↓

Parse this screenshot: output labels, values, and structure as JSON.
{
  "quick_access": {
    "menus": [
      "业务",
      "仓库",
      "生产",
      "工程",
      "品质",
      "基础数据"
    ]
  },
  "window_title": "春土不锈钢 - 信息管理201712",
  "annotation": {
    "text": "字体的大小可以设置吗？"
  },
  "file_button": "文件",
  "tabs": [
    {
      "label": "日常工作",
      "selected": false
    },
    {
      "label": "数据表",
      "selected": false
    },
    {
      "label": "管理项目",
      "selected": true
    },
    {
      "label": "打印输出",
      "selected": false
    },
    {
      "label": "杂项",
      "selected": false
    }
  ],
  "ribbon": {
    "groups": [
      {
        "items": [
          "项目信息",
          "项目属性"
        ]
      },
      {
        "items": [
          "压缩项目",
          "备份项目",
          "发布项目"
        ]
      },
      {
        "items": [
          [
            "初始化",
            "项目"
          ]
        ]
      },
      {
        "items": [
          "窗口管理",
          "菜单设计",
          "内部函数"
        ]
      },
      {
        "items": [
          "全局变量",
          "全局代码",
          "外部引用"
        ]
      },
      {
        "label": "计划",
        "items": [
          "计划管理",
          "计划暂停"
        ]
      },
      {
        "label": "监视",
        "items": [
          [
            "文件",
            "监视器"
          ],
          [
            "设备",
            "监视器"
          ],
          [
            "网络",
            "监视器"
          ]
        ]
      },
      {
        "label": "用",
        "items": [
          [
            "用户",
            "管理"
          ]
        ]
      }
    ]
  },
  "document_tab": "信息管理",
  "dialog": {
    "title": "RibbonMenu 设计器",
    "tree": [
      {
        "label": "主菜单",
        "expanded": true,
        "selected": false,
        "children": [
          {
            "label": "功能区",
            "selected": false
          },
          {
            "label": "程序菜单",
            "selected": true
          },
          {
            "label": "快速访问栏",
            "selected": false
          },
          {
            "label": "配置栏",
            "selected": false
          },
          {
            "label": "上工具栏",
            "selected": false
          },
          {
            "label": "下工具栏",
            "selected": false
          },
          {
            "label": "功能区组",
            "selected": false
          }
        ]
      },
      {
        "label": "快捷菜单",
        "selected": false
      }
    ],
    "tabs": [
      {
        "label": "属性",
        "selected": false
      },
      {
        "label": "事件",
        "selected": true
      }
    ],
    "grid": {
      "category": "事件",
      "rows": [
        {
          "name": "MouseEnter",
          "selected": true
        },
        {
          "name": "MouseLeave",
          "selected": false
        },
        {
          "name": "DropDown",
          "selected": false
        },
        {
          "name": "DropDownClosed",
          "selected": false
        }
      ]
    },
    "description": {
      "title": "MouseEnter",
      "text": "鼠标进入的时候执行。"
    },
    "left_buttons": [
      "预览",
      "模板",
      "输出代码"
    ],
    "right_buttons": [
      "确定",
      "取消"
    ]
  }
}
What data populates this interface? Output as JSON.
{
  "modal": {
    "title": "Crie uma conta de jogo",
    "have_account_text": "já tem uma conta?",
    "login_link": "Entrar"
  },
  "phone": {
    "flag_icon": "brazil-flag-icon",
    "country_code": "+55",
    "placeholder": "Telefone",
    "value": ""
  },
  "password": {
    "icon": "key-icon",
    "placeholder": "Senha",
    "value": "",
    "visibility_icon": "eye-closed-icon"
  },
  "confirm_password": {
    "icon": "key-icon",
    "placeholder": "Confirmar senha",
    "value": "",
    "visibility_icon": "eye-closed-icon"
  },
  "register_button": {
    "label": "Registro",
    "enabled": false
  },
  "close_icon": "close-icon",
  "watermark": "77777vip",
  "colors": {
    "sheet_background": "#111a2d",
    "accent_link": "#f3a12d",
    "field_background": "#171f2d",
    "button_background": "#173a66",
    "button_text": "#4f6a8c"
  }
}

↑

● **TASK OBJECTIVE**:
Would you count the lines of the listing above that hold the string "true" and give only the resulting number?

● **WRITTEN SOLUTION**:
5